Are things looking up for Murray & Roberts?
The idea of investing in any construction stock at this stage may seem reckless, as the fundamentals of the industry a re st i l l l ooking dire. The JSE’s Construction and Materials Index is down 46% over the past year, and the country’s major construction companies continue to struggle due to low demand. Many also faced hefty f ines related to tender-rigging and price-fixing following i nvestigations by t he competition authorities.
Aveng, the biggest group based on revenue, warned in August that further restructuring may be required – it cut 6 000 jobs last year – unless it secures more contracts before year-end. Basil Read, which also had to restructure operations after reporting a loss of R821m in the 2014 f inancial year, reported improved earnings for the six months to end June, but said it is consulting a private lender to provide working capital.
For Murray & Roberts ( M& R), the story hasn’t been much different. It reported a decline in revenue and earnings for the year to end June, and warned that the 2016 financial year will be even more challenging as the expected growth in underground mining will not be sufficient to offset the expected decline in the contribution from its oil and gas business.
“The declining order book over the past t wo years ref lects the reality of a subdued global economy and weak demand for commodities, coupled with low investment in fixed capital formation in South Africa,” M&R said.
Due to t he l ack l ustre demand locally, the group is transforming from being predominantly a South African engineering and construction company to an international group focused on the natural resources market sectors. The group operates four segments: Infrastructure & Building, Energy & Industrial, Underground Mining, and Oil & Gas. The group operates in Southern, Central, and Western Africa; the Middle East; Southeast Asia; Australasia; a nd North a nd South America. Despite t he c ompany ’ s wea k e r performance, CEO Henry Laas tried to assure investors that the group did well to maintain earnings broadly in line with the previous financial year – it also maintained its dividend – and that M&R continues to adjust its cost structures according to market requirements.

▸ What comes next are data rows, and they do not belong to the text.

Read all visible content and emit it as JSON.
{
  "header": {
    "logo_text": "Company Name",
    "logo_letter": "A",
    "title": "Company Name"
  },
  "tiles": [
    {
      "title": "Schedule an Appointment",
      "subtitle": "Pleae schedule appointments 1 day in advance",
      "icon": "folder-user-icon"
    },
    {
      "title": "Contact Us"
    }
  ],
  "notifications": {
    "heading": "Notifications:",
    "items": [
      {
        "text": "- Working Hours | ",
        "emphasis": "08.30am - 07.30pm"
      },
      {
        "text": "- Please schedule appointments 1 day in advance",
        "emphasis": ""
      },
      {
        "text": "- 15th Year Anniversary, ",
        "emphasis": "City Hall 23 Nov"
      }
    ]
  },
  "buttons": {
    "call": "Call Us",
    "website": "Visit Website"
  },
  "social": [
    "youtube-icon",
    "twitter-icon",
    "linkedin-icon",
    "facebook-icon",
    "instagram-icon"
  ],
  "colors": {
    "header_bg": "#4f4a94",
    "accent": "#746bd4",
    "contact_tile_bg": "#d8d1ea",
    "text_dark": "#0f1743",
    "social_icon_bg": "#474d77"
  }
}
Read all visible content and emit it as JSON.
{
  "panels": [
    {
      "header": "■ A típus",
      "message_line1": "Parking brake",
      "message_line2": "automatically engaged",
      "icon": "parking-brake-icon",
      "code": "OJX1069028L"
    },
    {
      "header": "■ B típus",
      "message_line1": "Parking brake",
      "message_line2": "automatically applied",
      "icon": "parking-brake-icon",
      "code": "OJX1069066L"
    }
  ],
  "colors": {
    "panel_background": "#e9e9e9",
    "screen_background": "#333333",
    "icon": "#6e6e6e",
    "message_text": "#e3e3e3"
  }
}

Though M&R’s share price is down 41.6% since the start of 2015, it is likely to retain key support that will possibly trigger a reversal, given its extremely undervalued nature (according to its monthly relative strength index, or RSI).
A bullish base could be in the making between R15/share and R11.70/share. Upside above R15/share would kick-start the ascending phase towards the R22/share resistance level of a potential bottomingup pattern in six to 12 months.
With the RSI trading in a symmetrical triangle, trade may be volatile in the near term. But if the lower slope of the RSI triangle holds, with support retained at R11.70/share – a positive breakout above R15/share would be imminent. Investors could nibble at R15/share and increase long positions at every resistance level breakout thereafter. Also keep an eye on the price of Brent crude oil, which is set to recover from its lowest levels.
Refrain from going long if the R11.70/share key support level is breached, as downside to the R9.40/share or even R6.05/share prior lows could ensue.